Early in the year, Bashore advises to go slow, and he picks up the pace as the year goes on.
"Early spring, I like to cast shallow and work it back," says Bashore. "I'm mostly looking for transitions of sand to rock that time of year. I like to start with a three inch bait in the spring and get to bigger and bigger swimbaits as the season goes on and the baitfish get larger."
In addition to the slow and steady retrieve, Bashore gets more aggressive fishing his swimbaits later in the fishing season.
Targeting weedlines and transitions from rock to sand or soft to hard bottom, Bashore rips his swimbaits and lets them fall back down.
"We call it 'rip jigging where you rip it and let it fall on a slack line on a weed edge, transition, or breakline," he said. "It works great when fishing grass where all of the perch are sitting.

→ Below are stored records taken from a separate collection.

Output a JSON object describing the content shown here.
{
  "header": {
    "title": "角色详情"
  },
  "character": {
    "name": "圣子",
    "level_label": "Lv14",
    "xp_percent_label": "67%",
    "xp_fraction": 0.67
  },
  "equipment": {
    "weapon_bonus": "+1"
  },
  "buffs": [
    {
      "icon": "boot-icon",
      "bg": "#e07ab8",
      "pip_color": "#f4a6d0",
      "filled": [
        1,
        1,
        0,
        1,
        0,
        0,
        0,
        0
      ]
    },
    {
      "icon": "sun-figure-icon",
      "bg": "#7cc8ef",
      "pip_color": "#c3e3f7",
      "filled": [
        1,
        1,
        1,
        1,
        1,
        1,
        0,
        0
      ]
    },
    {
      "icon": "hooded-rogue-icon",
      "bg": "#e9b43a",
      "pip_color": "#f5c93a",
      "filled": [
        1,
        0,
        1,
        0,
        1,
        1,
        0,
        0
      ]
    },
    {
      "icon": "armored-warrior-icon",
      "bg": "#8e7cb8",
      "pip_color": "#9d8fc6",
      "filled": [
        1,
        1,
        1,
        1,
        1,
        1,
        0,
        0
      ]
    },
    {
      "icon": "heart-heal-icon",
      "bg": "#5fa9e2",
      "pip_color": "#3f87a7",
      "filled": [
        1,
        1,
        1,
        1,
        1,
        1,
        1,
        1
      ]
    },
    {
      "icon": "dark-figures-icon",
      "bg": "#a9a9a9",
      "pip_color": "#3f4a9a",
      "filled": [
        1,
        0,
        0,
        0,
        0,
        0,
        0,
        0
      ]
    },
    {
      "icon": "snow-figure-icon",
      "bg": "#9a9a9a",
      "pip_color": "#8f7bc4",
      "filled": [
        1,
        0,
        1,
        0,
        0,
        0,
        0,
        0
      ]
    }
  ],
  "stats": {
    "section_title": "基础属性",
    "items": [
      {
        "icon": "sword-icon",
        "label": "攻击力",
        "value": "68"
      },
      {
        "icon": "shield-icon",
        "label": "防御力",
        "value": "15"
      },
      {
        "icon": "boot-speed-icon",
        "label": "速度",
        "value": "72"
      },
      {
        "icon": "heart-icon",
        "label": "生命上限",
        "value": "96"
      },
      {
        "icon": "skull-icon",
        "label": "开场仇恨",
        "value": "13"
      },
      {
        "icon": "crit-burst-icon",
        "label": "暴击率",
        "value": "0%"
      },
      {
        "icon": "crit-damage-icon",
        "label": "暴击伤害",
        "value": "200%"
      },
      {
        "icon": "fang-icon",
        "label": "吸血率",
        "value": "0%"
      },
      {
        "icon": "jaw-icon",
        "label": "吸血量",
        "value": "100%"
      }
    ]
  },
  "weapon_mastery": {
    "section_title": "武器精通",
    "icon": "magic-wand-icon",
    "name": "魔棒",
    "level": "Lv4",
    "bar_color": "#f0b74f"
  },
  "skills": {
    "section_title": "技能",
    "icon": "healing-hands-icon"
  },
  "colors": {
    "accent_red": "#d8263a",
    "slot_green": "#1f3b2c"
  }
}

I also mix it up and use a different color like something with white or blue since there are usually so many perch around, and I want my bait to stand out."
Bashore fishes his swimbaits on spinning gear and prefers 10lb Seaguar Smackdown and pairs it with a leader of 10 to 15lb Gold Label fluorocarbon.
"The Flash Green color helps to detect those subtle bites in the spring, but in the fall, they'll hit it a lot harder when you are ripping it, and I'll use Stealth Gray as well," he said. "Gold Label is such a great leader and a true leader material and it does a great job around rocks and doesn't fray easily. I normally use 10lb Gold Label but go up to 15lb if I am around a lot of pike or muskie and that makes a big difference in getting more of your baits back."
The swimbait has become one of the most versatile and productive lures for anglers targeting gamefish because they work exceptionally well. The biggest decision to make is selecting what size bait to use and that can be determined based on where you are fishing, the size of the baitfish, and size of the fish you are targeting.